§ **DATA UNDER STUDY**
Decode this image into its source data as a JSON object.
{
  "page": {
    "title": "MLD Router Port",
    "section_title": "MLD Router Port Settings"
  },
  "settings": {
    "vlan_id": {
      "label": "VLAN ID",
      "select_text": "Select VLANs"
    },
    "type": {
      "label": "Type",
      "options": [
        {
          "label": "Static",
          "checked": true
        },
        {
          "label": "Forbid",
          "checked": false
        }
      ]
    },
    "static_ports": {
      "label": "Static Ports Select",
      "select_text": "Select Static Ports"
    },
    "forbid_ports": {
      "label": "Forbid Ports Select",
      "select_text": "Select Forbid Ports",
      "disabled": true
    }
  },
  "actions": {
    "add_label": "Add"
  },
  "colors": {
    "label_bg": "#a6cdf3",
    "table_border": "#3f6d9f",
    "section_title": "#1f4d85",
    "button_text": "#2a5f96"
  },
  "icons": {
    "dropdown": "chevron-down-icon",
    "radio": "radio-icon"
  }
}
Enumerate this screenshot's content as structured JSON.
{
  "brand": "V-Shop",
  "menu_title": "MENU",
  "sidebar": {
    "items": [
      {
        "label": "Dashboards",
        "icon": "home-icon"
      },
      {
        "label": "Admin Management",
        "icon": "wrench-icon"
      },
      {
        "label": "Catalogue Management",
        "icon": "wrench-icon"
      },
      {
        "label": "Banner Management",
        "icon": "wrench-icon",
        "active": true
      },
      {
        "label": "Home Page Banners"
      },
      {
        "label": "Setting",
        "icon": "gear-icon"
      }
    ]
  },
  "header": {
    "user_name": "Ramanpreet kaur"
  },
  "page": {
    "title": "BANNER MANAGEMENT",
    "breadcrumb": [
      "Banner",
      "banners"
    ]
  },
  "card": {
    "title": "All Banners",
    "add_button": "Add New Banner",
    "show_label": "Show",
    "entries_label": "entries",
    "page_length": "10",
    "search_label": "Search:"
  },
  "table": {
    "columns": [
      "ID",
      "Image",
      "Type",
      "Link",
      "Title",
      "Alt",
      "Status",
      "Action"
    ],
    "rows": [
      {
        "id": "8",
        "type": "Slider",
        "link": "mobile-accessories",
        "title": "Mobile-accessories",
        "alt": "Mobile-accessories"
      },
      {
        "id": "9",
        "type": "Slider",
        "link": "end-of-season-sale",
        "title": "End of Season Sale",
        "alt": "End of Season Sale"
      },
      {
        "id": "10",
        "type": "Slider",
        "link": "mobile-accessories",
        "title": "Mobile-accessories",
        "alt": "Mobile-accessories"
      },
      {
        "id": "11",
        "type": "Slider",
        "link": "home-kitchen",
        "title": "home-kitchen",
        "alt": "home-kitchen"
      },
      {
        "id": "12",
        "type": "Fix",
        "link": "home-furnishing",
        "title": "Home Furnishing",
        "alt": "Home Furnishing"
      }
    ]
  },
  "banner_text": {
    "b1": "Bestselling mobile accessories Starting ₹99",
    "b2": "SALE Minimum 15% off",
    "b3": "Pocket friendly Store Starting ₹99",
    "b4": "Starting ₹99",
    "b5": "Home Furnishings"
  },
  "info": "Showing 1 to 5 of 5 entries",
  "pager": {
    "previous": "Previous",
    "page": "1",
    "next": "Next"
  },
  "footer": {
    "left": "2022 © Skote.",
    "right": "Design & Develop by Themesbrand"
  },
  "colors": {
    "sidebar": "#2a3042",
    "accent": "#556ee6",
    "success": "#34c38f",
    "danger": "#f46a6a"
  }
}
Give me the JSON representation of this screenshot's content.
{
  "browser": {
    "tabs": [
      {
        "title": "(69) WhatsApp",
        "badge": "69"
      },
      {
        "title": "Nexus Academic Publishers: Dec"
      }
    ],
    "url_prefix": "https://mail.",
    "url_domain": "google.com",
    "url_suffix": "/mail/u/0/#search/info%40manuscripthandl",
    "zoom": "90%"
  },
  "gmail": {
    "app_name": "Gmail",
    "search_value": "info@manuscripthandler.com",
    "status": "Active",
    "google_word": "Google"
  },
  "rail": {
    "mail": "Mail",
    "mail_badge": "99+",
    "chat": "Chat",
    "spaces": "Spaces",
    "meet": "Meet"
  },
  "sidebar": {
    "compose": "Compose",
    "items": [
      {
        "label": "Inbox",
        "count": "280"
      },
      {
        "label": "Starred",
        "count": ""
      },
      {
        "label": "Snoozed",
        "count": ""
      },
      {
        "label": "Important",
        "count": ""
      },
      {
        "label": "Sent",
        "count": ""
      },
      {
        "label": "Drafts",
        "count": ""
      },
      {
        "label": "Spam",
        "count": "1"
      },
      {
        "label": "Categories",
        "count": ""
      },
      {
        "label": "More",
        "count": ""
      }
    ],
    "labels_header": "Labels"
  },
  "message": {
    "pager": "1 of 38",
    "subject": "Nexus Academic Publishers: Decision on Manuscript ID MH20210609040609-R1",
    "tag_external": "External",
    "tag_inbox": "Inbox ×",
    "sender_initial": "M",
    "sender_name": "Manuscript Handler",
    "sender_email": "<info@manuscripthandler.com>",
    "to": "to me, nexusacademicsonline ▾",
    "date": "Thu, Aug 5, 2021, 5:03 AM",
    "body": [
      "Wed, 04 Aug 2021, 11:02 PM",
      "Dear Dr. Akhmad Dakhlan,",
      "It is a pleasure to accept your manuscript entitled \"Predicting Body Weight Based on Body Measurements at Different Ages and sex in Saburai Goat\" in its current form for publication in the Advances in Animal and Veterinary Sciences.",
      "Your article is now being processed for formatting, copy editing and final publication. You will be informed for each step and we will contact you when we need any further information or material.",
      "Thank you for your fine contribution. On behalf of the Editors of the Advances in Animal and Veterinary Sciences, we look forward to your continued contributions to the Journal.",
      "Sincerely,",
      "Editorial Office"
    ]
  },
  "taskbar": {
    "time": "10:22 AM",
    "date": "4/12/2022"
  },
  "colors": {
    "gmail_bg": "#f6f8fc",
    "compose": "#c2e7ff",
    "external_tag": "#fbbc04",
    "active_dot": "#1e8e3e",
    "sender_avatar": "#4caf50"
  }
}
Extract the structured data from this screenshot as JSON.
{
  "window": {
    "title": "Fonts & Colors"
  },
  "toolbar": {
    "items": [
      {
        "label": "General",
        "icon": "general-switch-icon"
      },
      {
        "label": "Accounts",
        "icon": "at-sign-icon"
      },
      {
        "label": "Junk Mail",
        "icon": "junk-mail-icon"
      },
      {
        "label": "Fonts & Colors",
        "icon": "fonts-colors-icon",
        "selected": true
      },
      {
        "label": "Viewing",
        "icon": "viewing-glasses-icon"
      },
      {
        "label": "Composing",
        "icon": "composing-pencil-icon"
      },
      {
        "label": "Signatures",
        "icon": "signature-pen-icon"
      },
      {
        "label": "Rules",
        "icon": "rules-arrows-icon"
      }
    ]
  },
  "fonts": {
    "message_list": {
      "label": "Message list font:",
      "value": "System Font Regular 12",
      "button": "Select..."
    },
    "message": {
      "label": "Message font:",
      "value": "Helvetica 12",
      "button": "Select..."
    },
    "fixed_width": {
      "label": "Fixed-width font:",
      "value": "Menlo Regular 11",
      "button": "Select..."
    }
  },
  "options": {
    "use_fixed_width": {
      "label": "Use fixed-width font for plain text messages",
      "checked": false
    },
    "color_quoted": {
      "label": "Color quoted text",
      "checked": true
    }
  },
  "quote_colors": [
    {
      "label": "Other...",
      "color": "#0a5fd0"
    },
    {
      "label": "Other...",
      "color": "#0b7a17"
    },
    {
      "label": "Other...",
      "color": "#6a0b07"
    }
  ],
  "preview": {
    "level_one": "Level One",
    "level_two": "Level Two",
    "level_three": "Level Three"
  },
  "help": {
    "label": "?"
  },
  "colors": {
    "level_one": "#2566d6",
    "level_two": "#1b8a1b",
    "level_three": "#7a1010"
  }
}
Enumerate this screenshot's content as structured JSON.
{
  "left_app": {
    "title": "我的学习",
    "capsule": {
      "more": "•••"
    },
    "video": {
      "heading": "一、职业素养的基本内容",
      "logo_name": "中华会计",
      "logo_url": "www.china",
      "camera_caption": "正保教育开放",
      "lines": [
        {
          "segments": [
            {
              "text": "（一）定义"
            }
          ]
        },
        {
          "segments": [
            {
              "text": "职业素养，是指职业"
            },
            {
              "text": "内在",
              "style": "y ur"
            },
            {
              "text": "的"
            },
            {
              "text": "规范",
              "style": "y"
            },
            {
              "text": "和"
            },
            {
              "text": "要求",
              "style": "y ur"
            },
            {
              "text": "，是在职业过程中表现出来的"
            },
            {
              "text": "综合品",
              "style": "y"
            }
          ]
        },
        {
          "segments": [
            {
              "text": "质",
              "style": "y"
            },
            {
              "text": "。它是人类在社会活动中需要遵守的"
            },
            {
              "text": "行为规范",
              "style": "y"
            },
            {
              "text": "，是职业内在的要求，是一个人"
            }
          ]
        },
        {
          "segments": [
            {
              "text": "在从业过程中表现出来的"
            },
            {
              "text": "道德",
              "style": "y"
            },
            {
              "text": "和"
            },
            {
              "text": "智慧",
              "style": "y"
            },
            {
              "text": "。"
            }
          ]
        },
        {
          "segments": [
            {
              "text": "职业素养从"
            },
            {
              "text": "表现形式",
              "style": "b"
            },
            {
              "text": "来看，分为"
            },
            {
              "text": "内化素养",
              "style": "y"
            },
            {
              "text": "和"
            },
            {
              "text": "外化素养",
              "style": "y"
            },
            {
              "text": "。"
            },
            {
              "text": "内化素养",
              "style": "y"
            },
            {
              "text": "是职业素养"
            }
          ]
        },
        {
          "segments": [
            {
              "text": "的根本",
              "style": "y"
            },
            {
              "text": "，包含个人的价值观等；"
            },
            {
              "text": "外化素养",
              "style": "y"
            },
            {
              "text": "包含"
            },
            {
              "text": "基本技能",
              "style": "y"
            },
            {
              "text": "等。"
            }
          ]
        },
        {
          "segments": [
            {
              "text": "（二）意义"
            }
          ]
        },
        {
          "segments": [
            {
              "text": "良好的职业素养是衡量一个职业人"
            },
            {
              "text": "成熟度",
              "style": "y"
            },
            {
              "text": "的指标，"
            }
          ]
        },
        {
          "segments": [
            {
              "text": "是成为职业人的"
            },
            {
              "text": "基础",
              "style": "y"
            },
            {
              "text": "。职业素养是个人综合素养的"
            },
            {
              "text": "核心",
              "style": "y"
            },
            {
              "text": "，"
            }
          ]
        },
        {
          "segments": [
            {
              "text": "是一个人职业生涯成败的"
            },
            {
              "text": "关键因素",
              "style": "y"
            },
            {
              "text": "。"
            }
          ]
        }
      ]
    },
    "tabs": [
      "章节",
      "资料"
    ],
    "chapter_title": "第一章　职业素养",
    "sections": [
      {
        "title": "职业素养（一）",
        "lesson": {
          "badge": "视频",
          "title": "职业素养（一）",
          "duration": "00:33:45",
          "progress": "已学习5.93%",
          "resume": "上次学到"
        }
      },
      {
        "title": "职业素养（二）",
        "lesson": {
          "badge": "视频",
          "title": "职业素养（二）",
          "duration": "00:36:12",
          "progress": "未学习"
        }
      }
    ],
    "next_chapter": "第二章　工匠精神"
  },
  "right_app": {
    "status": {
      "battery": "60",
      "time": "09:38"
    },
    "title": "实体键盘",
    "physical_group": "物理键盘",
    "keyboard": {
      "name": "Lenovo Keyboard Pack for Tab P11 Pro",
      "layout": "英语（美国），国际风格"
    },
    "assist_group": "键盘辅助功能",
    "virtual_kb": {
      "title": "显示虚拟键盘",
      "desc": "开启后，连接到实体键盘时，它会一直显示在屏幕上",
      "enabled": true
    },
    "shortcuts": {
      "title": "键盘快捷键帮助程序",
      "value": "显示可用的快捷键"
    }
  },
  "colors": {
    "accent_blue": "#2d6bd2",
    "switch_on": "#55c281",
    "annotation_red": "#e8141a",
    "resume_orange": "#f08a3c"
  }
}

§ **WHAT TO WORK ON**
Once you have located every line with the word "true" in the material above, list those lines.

§ **WRITTEN ANSWER**
          "checked": true
      "disabled": true
        "active": true
        "selected": true
      "checked": true
      "enabled": true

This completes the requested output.